The Brexit decision in the UK has roiled markets, while the US election is sure to inject volatility in to the stock market.
Then there is the fear of a recession on both sides of the Atlantic. Bond yields are at record lows, with more $10 trillion of bonds trading with negative yields.
That poses a pretty significant challenge to all the investors out there who have chunky return targets.
Blackstone Group’s investing guru Byron Wien just reported back from his trip in Europe and disappointed several hopefuls.
Here is Wien (emphasis ours):
Everywhere I went, investors pleaded with me to suggest an asset class where they could get double-digit returns. When I told them that future nominal returns from public equities were more likely to be closer to 5% than 10%, they were disappointed but understood my reasoning. If world real growth were 2% and inflation were 2% and productivity were 1%, 5% is all you were going to get in earnings.”
There are plenty of long-term challenges too. People are living for longer, and fewer works are going to have to support more retirees. That may put pressure on government entitlement programs, leading to tax hikes.
Here’s Wien detailing a bunch more causes for concern:
“Climate change may have an impact on food production and create shortages as the population grows. What will cause productivity to rise? With terrorism increasing, aren’t we going to have to spend more money protecting ourselves? Will pollution in Asian cities limit the growth of that region? In an investment environment already afflicted by low returns, these longer-term problems may make asset allocation even more difficult. Almost all the investors I talked with felt their total return targets were too high, but they were having difficulty convincing their superiors to lower them to more realistic levels.”
It’s not just Wien citing investor concern around these topics. Henry McVey, head of global macro and asset allocation at private-equity firm KKR, has warned of an “adult swim only” kind of market, citing high price-to-earnings ratios for stocks and low yields on bonds.
He also thinks central banker’s unconventional policy tools are increasingly ineffective at this point.

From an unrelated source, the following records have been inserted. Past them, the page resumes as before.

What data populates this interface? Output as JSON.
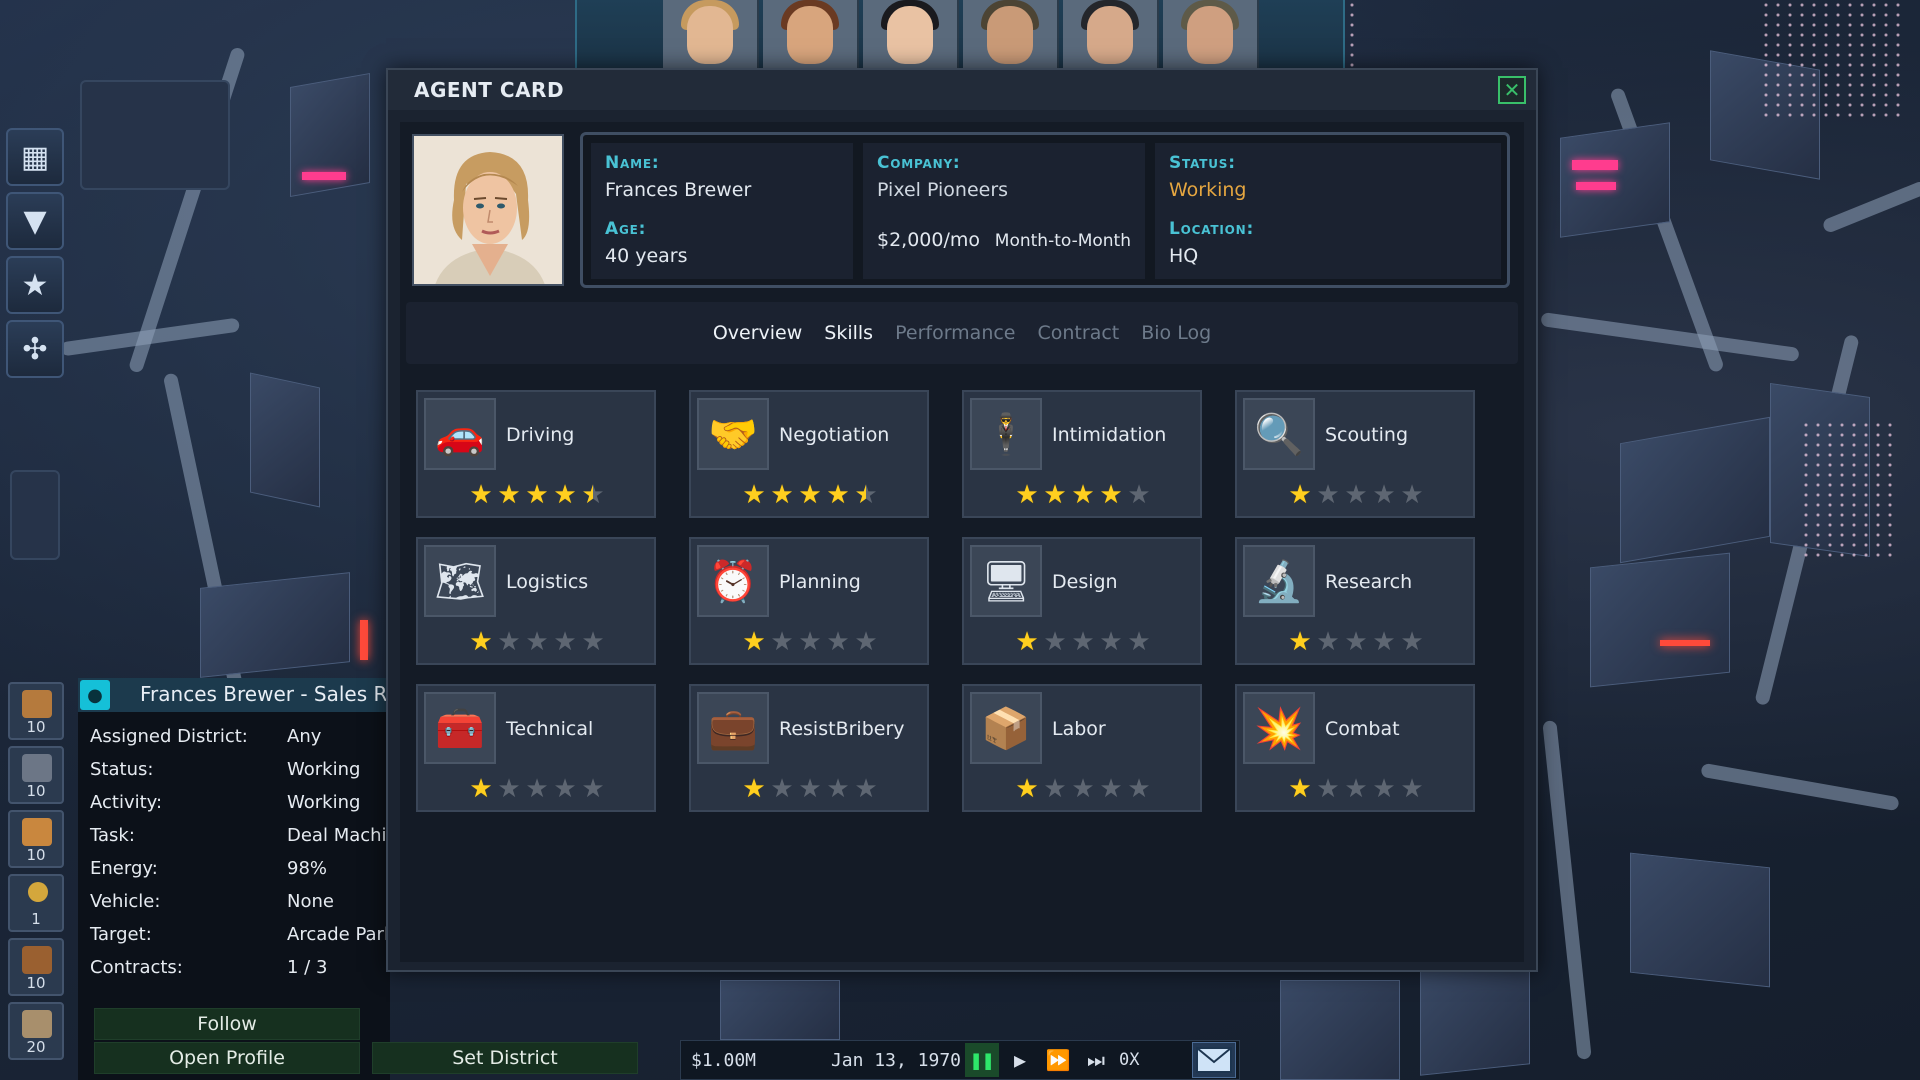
{
  "modal": {
    "title": "AGENT CARD",
    "close_icon": "close-icon"
  },
  "agent": {
    "name_label": "Name:",
    "name": "Frances Brewer",
    "age_label": "Age:",
    "age": "40 years",
    "company_label": "Company:",
    "company": "Pixel Pioneers",
    "salary": "$2,000/mo",
    "contract_type": "Month-to-Month",
    "status_label": "Status:",
    "status": "Working",
    "location_label": "Location:",
    "location": "HQ"
  },
  "tabs": [
    {
      "label": "Overview",
      "active": true
    },
    {
      "label": "Skills",
      "active": true
    },
    {
      "label": "Performance",
      "active": false
    },
    {
      "label": "Contract",
      "active": false
    },
    {
      "label": "Bio Log",
      "active": false
    }
  ],
  "skills": [
    {
      "name": "Driving",
      "icon": "steering-wheel-icon",
      "rating": 4.5
    },
    {
      "name": "Negotiation",
      "icon": "handshake-icon",
      "rating": 4.5
    },
    {
      "name": "Intimidation",
      "icon": "thug-icon",
      "rating": 4
    },
    {
      "name": "Scouting",
      "icon": "magnifier-icon",
      "rating": 1
    },
    {
      "name": "Logistics",
      "icon": "map-icon",
      "rating": 1
    },
    {
      "name": "Planning",
      "icon": "clock-icon",
      "rating": 1
    },
    {
      "name": "Design",
      "icon": "monitor-icon",
      "rating": 1
    },
    {
      "name": "Research",
      "icon": "scientist-icon",
      "rating": 1
    },
    {
      "name": "Technical",
      "icon": "toolbox-icon",
      "rating": 1
    },
    {
      "name": "ResistBribery",
      "icon": "briber-icon",
      "rating": 1
    },
    {
      "name": "Labor",
      "icon": "boxes-icon",
      "rating": 1
    },
    {
      "name": "Combat",
      "icon": "fight-icon",
      "rating": 1
    }
  ],
  "side_panel": {
    "title": "Frances Brewer - Sales R",
    "rows": [
      {
        "key": "Assigned District:",
        "value": "Any"
      },
      {
        "key": "Status:",
        "value": "Working"
      },
      {
        "key": "Activity:",
        "value": "Working"
      },
      {
        "key": "Task:",
        "value": "Deal Machin"
      },
      {
        "key": "Energy:",
        "value": "98%"
      },
      {
        "key": "Vehicle:",
        "value": "None"
      },
      {
        "key": "Target:",
        "value": "Arcade Parl"
      },
      {
        "key": "Contracts:",
        "value": "1 / 3"
      }
    ],
    "follow_label": "Follow",
    "open_profile_label": "Open Profile",
    "set_district_label": "Set District"
  },
  "resources": [
    {
      "icon": "crate-icon",
      "count": "10"
    },
    {
      "icon": "device-icon",
      "count": "10"
    },
    {
      "icon": "package-icon",
      "count": "10"
    },
    {
      "icon": "joystick-icon",
      "count": "1"
    },
    {
      "icon": "cargo-icon",
      "count": "10"
    },
    {
      "icon": "box-icon",
      "count": "20"
    }
  ],
  "left_nav": [
    {
      "icon": "buildings-icon"
    },
    {
      "icon": "tie-icon"
    },
    {
      "icon": "ranking-icon"
    },
    {
      "icon": "network-icon"
    }
  ],
  "time_bar": {
    "money": "$1.00M",
    "date": "Jan 13, 1970",
    "speed": "0X"
  },
  "colors": {
    "label_cyan": "#49c2d4",
    "status_gold": "#e5a640",
    "star_gold": "#ffcf1f",
    "close_green": "#39c06a"
  }
}
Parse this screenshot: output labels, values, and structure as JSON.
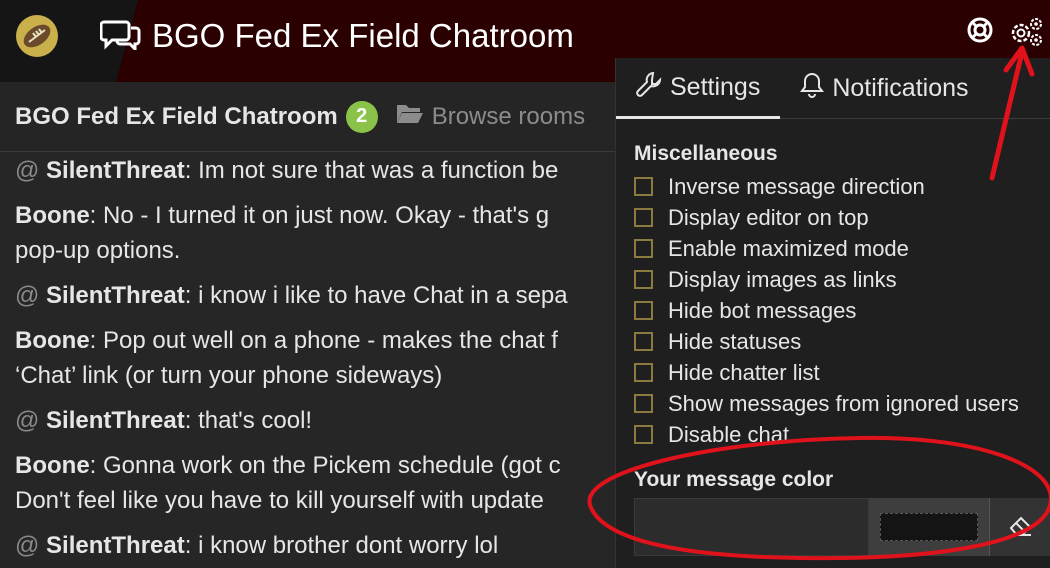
{
  "header": {
    "title": "BGO Fed Ex Field Chatroom",
    "logo_icon": "football-icon",
    "chat_icon": "comments-icon",
    "help_icon": "lifebuoy-icon",
    "settings_icon": "gears-icon"
  },
  "roombar": {
    "room_name": "BGO Fed Ex Field Chatroom",
    "count": "2",
    "browse_label": "Browse rooms"
  },
  "messages": [
    {
      "at": "@",
      "author": "SilentThreat",
      "text": ": Im not sure that was a function be"
    },
    {
      "at": "",
      "author": "Boone",
      "text": ": No - I turned it on just now. Okay - that's g",
      "text2": "pop-up options."
    },
    {
      "at": "@",
      "author": "SilentThreat",
      "text": ": i know i like to have Chat in a sepa"
    },
    {
      "at": "",
      "author": "Boone",
      "text": ": Pop out well on a phone - makes the chat f",
      "text2": "‘Chat’ link (or turn your phone sideways)"
    },
    {
      "at": "@",
      "author": "SilentThreat",
      "text": ": that's cool!"
    },
    {
      "at": "",
      "author": "Boone",
      "text": ": Gonna work on the Pickem schedule (got c",
      "text2": "Don't feel like you have to kill yourself with update"
    },
    {
      "at": "@",
      "author": "SilentThreat",
      "text": ": i know brother dont worry lol"
    }
  ],
  "panel": {
    "tab_settings": "Settings",
    "tab_notifications": "Notifications",
    "misc_title": "Miscellaneous",
    "options": [
      "Inverse message direction",
      "Display editor on top",
      "Enable maximized mode",
      "Display images as links",
      "Hide bot messages",
      "Hide statuses",
      "Hide chatter list",
      "Show messages from ignored users",
      "Disable chat"
    ],
    "color_title": "Your message color",
    "clear_icon": "eraser-icon"
  },
  "colors": {
    "header_bg": "#2a0000",
    "badge": "#8bc34a",
    "annotation": "#e0121b",
    "checkbox_border": "#8c7a40"
  }
}
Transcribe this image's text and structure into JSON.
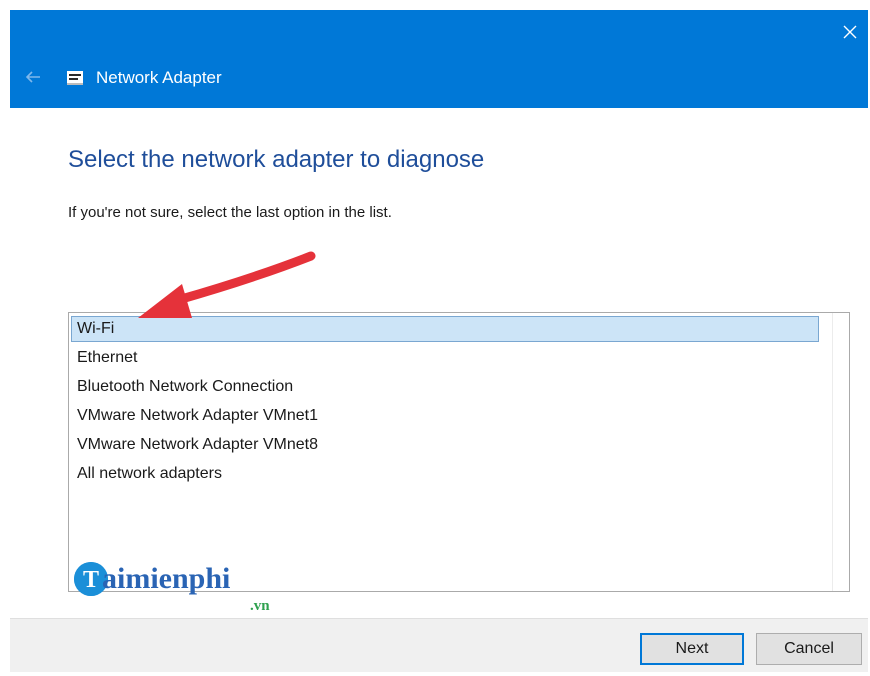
{
  "window": {
    "title": "Network Adapter",
    "title_bar_color": "#0078d7",
    "icons": {
      "back": "back-arrow-icon",
      "app": "network-adapter-icon",
      "close": "close-icon"
    }
  },
  "content": {
    "heading": "Select the network adapter to diagnose",
    "instruction": "If you're not sure, select the last option in the list.",
    "adapters": [
      {
        "label": "Wi-Fi",
        "selected": true
      },
      {
        "label": "Ethernet",
        "selected": false
      },
      {
        "label": "Bluetooth Network Connection",
        "selected": false
      },
      {
        "label": "VMware Network Adapter VMnet1",
        "selected": false
      },
      {
        "label": "VMware Network Adapter VMnet8",
        "selected": false
      },
      {
        "label": "All network adapters",
        "selected": false
      }
    ]
  },
  "watermark": {
    "brand": "aimienphi",
    "logo_letter": "T",
    "domain": ".vn"
  },
  "footer": {
    "next_label": "Next",
    "cancel_label": "Cancel"
  },
  "annotation": {
    "arrow_color": "#e5323a",
    "points_to": "Wi-Fi"
  }
}
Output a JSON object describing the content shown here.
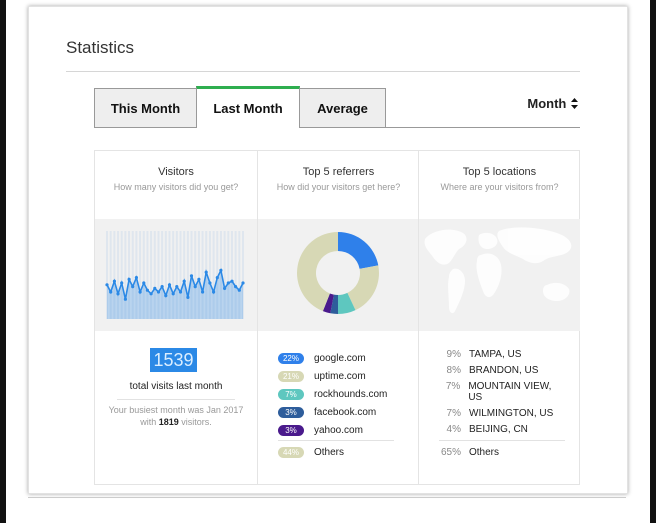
{
  "header": {
    "title": "Statistics"
  },
  "tabs": [
    {
      "label": "This Month",
      "active": false
    },
    {
      "label": "Last Month",
      "active": true
    },
    {
      "label": "Average",
      "active": false
    }
  ],
  "period_select": {
    "value": "Month",
    "icon": "updown-arrows-icon"
  },
  "visitors": {
    "title": "Visitors",
    "subtitle": "How many visitors did you get?",
    "total": "1539",
    "total_label": "total visits last month",
    "busiest_prefix": "Your busiest month was Jan 2017 with",
    "busiest_count": "1819",
    "busiest_suffix": "visitors.",
    "sparkline": [
      38,
      30,
      42,
      28,
      40,
      22,
      44,
      36,
      46,
      30,
      40,
      32,
      28,
      34,
      30,
      36,
      26,
      38,
      28,
      36,
      30,
      42,
      24,
      48,
      36,
      44,
      30,
      52,
      40,
      30,
      46,
      54,
      34,
      40,
      42,
      36,
      32,
      40
    ]
  },
  "referrers": {
    "title": "Top 5 referrers",
    "subtitle": "How did your visitors get here?",
    "items": [
      {
        "pct": "22%",
        "name": "google.com",
        "value": 22,
        "color": "#2f80ea",
        "text_color": "#ffffff"
      },
      {
        "pct": "21%",
        "name": "uptime.com",
        "value": 21,
        "color": "#d7d8b5",
        "text_color": "#ffffff"
      },
      {
        "pct": "7%",
        "name": "rockhounds.com",
        "value": 7,
        "color": "#5ec7bf",
        "text_color": "#ffffff"
      },
      {
        "pct": "3%",
        "name": "facebook.com",
        "value": 3,
        "color": "#2e5d9b",
        "text_color": "#ffffff"
      },
      {
        "pct": "3%",
        "name": "yahoo.com",
        "value": 3,
        "color": "#4a1a8c",
        "text_color": "#ffffff"
      }
    ],
    "others": {
      "pct": "44%",
      "name": "Others",
      "value": 44,
      "color": "#d7d8b5",
      "text_color": "#ffffff"
    }
  },
  "locations": {
    "title": "Top 5 locations",
    "subtitle": "Where are your visitors from?",
    "items": [
      {
        "pct": "9%",
        "name": "TAMPA, US"
      },
      {
        "pct": "8%",
        "name": "BRANDON, US"
      },
      {
        "pct": "7%",
        "name": "MOUNTAIN VIEW, US"
      },
      {
        "pct": "7%",
        "name": "WILMINGTON, US"
      },
      {
        "pct": "4%",
        "name": "BEIJING, CN"
      }
    ],
    "others": {
      "pct": "65%",
      "name": "Others"
    }
  },
  "colors": {
    "accent": "#2eae4f",
    "primary": "#2b89e6"
  }
}
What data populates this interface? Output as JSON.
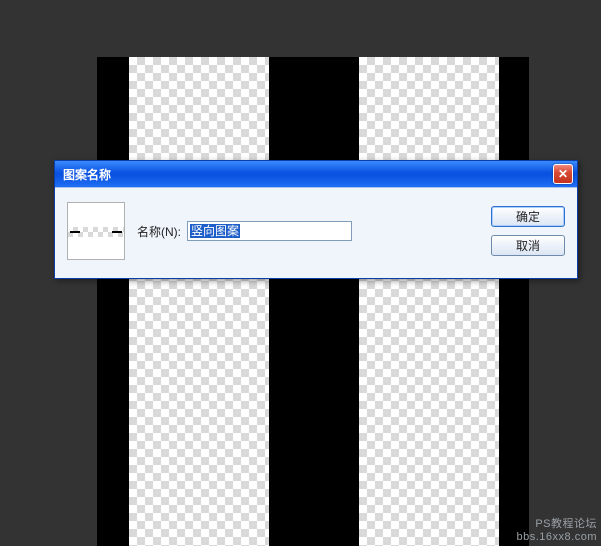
{
  "canvas": {
    "stripes": [
      "black",
      "transparent",
      "black",
      "transparent",
      "black"
    ]
  },
  "dialog": {
    "title": "图案名称",
    "close_glyph": "✕",
    "name_label": "名称(N):",
    "name_value": "竖向图案",
    "ok_label": "确定",
    "cancel_label": "取消"
  },
  "watermark": {
    "line1": "PS教程论坛",
    "line2": "bbs.16xx8.com"
  }
}
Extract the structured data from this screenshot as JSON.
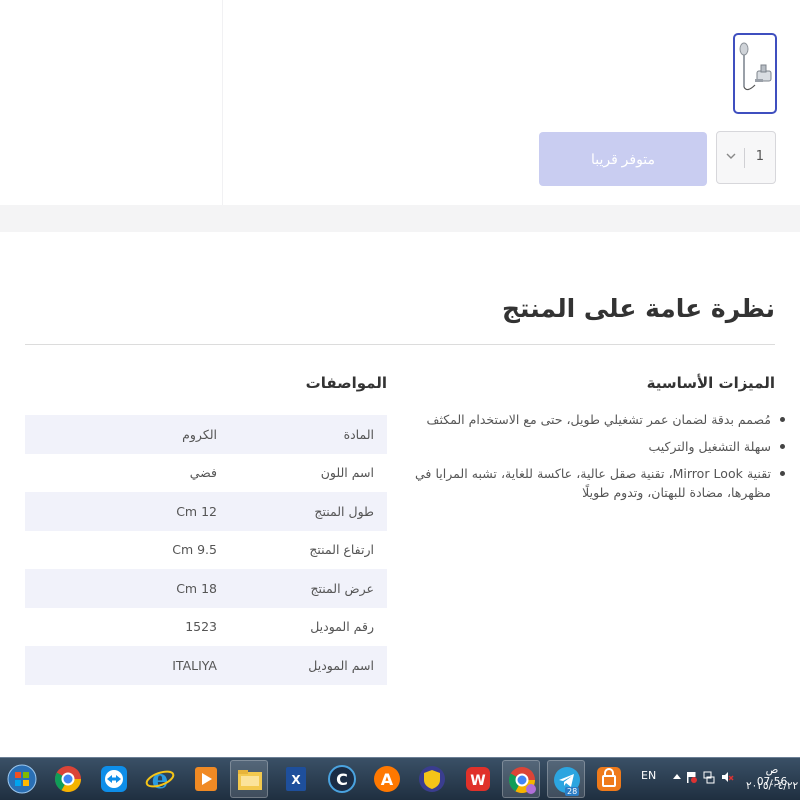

“In particular, we just do not see how traditional pensions, endowments, and individual investors are going to meet their historical returns bogeys in a world when $9.9 trillion of liquid fixed income instruments now have a negative yield,” McVey wrote.
The McKinsey Global Institute has also touched on this. Researchers there estimated returns over the next 20 years in US and Western European markets under a slow-growth and faster growth scenario, and concluded that in neither case would returns match those of the past 30 years.
Here is an example by MGI (emphasis ours):
To show this, consider the impact on a 30-year-old who might expect to receive a 4.5% real return from his or her blended investment portfolio of equities and fixed income — consistent with the growth-recovery scenario — rather than 6.5%, consistent with returns over the past 30 years. To compensate, all else being equal (and especially with no change in life expectancy), that individual would need to work seven years longer or almost double the rate at which he or she saves.
In other words, we’re all screwed.